## What needs to be done
Repeat each entry exactly; omit all pictures.

(Data for processing begins)

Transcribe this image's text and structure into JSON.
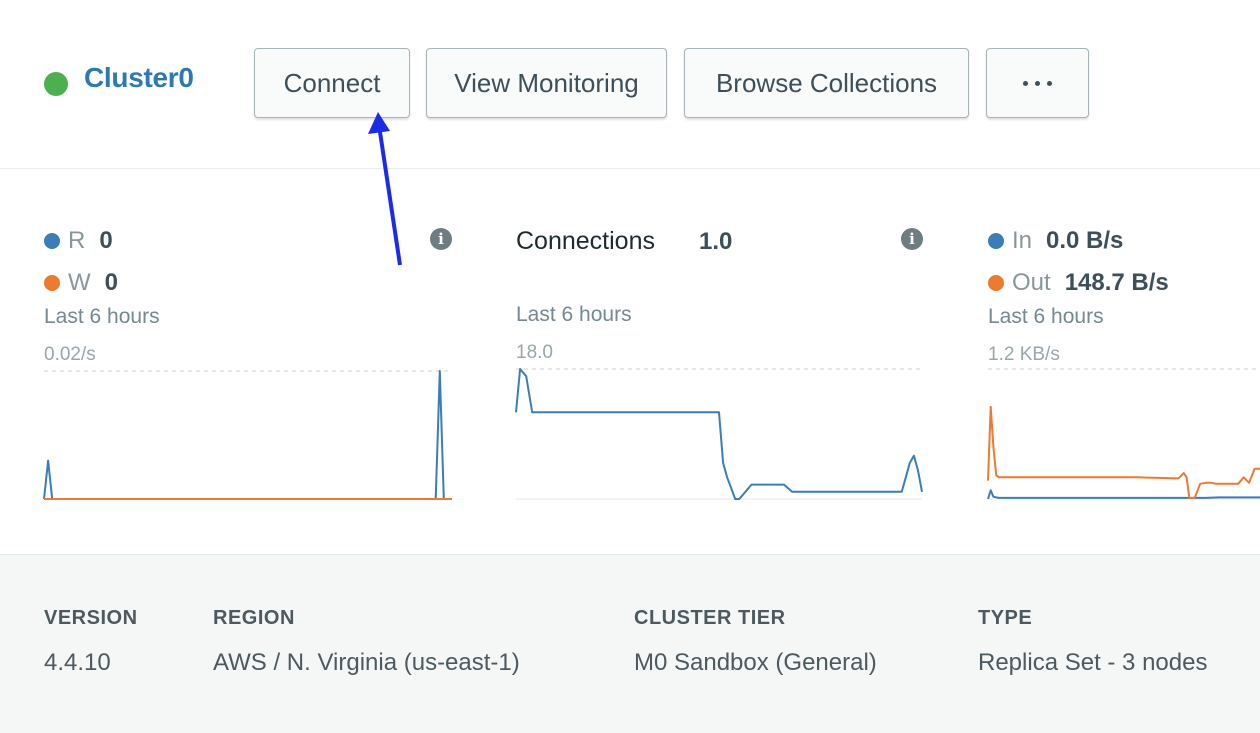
{
  "cluster": {
    "name": "Cluster0",
    "status_color": "#4caf50"
  },
  "buttons": {
    "connect": "Connect",
    "view_monitoring": "View Monitoring",
    "browse_collections": "Browse Collections",
    "more_icon": "more-horizontal-icon"
  },
  "colors": {
    "series_blue": "#3b7db4",
    "series_orange": "#ec7a31",
    "link": "#2e7ab0",
    "annotation_arrow": "#1a2ce8"
  },
  "metrics": {
    "ops": {
      "r_label": "R",
      "r_value": "0",
      "w_label": "W",
      "w_value": "0",
      "period": "Last 6 hours",
      "max_label": "0.02/s"
    },
    "connections": {
      "title": "Connections",
      "value": "1.0",
      "period": "Last 6 hours",
      "max_label": "18.0"
    },
    "network": {
      "in_label": "In",
      "in_value": "0.0 B/s",
      "out_label": "Out",
      "out_value": "148.7 B/s",
      "period": "Last 6 hours",
      "max_label": "1.2 KB/s"
    }
  },
  "chart_data": [
    {
      "type": "line",
      "ylabel": "",
      "xlabel": "",
      "ylim": [
        0,
        0.02
      ],
      "series": [
        {
          "name": "R",
          "color": "#3b7db4",
          "x": [
            0,
            1,
            2,
            3,
            58,
            96,
            97,
            98,
            99,
            100
          ],
          "values": [
            0,
            0.006,
            0,
            0,
            0,
            0,
            0.02,
            0,
            0,
            0
          ]
        },
        {
          "name": "W",
          "color": "#ec7a31",
          "x": [
            0,
            100
          ],
          "values": [
            0,
            0
          ]
        }
      ]
    },
    {
      "type": "line",
      "ylabel": "",
      "xlabel": "",
      "ylim": [
        0,
        18
      ],
      "series": [
        {
          "name": "Connections",
          "color": "#3b7db4",
          "x": [
            0,
            1,
            2.5,
            4,
            20,
            40,
            43,
            45,
            48,
            50,
            51,
            52,
            53,
            54,
            55,
            58,
            60,
            62,
            64,
            66,
            68,
            80,
            90,
            95,
            96,
            97,
            98,
            99,
            100
          ],
          "values": [
            12,
            18,
            17,
            12,
            12,
            12,
            12,
            12,
            12,
            12,
            5,
            3,
            1.5,
            0,
            0,
            2,
            2,
            2,
            2,
            2,
            1,
            1,
            1,
            1,
            3,
            5,
            6,
            4,
            1
          ]
        }
      ]
    },
    {
      "type": "line",
      "ylabel": "",
      "xlabel": "",
      "ylim": [
        0,
        1200
      ],
      "series": [
        {
          "name": "In",
          "color": "#3b7db4",
          "x": [
            0,
            1,
            2,
            4,
            30,
            60,
            75,
            80,
            85,
            90,
            100
          ],
          "values": [
            0,
            80,
            20,
            10,
            10,
            10,
            10,
            10,
            15,
            15,
            15
          ]
        },
        {
          "name": "Out",
          "color": "#ec7a31",
          "x": [
            0,
            1,
            2,
            3,
            4,
            5,
            25,
            55,
            70,
            72,
            73,
            74,
            75,
            76,
            78,
            80,
            82,
            84,
            86,
            88,
            90,
            92,
            94,
            96,
            98,
            100
          ],
          "values": [
            170,
            850,
            480,
            220,
            200,
            200,
            200,
            200,
            190,
            240,
            200,
            10,
            10,
            10,
            140,
            150,
            150,
            140,
            140,
            140,
            140,
            140,
            200,
            150,
            280,
            280
          ]
        }
      ]
    }
  ]
}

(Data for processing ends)

## Answer for the task
Transcribe this image's text and structure into JSON.
{
  "cluster": {
    "name": "Cluster0",
    "status_color": "#4caf50"
  },
  "buttons": {
    "connect": "Connect",
    "view_monitoring": "View Monitoring",
    "browse_collections": "Browse Collections",
    "more_icon": "more-horizontal-icon"
  },
  "colors": {
    "series_blue": "#3b7db4",
    "series_orange": "#ec7a31",
    "link": "#2e7ab0",
    "annotation_arrow": "#1a2ce8"
  },
  "metrics": {
    "ops": {
      "r_label": "R",
      "r_value": "0",
      "w_label": "W",
      "w_value": "0",
      "period": "Last 6 hours",
      "max_label": "0.02/s"
    },
    "connections": {
      "title": "Connections",
      "value": "1.0",
      "period": "Last 6 hours",
      "max_label": "18.0"
    },
    "network": {
      "in_label": "In",
      "in_value": "0.0 B/s",
      "out_label": "Out",
      "out_value": "148.7 B/s",
      "period": "Last 6 hours",
      "max_label": "1.2 KB/s"
    }
  },
  "chart_data": [
    {
      "type": "line",
      "ylabel": "",
      "xlabel": "",
      "ylim": [
        0,
        0.02
      ],
      "series": [
        {
          "name": "R",
          "color": "#3b7db4",
          "x": [
            0,
            1,
            2,
            3,
            58,
            96,
            97,
            98,
            99,
            100
          ],
          "values": [
            0,
            0.006,
            0,
            0,
            0,
            0,
            0.02,
            0,
            0,
            0
          ]
        },
        {
          "name": "W",
          "color": "#ec7a31",
          "x": [
            0,
            100
          ],
          "values": [
            0,
            0
          ]
        }
      ]
    },
    {
      "type": "line",
      "ylabel": "",
      "xlabel": "",
      "ylim": [
        0,
        18
      ],
      "series": [
        {
          "name": "Connections",
          "color": "#3b7db4",
          "x": [
            0,
            1,
            2.5,
            4,
            20,
            40,
            43,
            45,
            48,
            50,
            51,
            52,
            53,
            54,
            55,
            58,
            60,
            62,
            64,
            66,
            68,
            80,
            90,
            95,
            96,
            97,
            98,
            99,
            100
          ],
          "values": [
            12,
            18,
            17,
            12,
            12,
            12,
            12,
            12,
            12,
            12,
            5,
            3,
            1.5,
            0,
            0,
            2,
            2,
            2,
            2,
            2,
            1,
            1,
            1,
            1,
            3,
            5,
            6,
            4,
            1
          ]
        }
      ]
    },
    {
      "type": "line",
      "ylabel": "",
      "xlabel": "",
      "ylim": [
        0,
        1200
      ],
      "series": [
        {
          "name": "In",
          "color": "#3b7db4",
          "x": [
            0,
            1,
            2,
            4,
            30,
            60,
            75,
            80,
            85,
            90,
            100
          ],
          "values": [
            0,
            80,
            20,
            10,
            10,
            10,
            10,
            10,
            15,
            15,
            15
          ]
        },
        {
          "name": "Out",
          "color": "#ec7a31",
          "x": [
            0,
            1,
            2,
            3,
            4,
            5,
            25,
            55,
            70,
            72,
            73,
            74,
            75,
            76,
            78,
            80,
            82,
            84,
            86,
            88,
            90,
            92,
            94,
            96,
            98,
            100
          ],
          "values": [
            170,
            850,
            480,
            220,
            200,
            200,
            200,
            200,
            190,
            240,
            200,
            10,
            10,
            10,
            140,
            150,
            150,
            140,
            140,
            140,
            140,
            140,
            200,
            150,
            280,
            280
          ]
        }
      ]
    }
  ]
}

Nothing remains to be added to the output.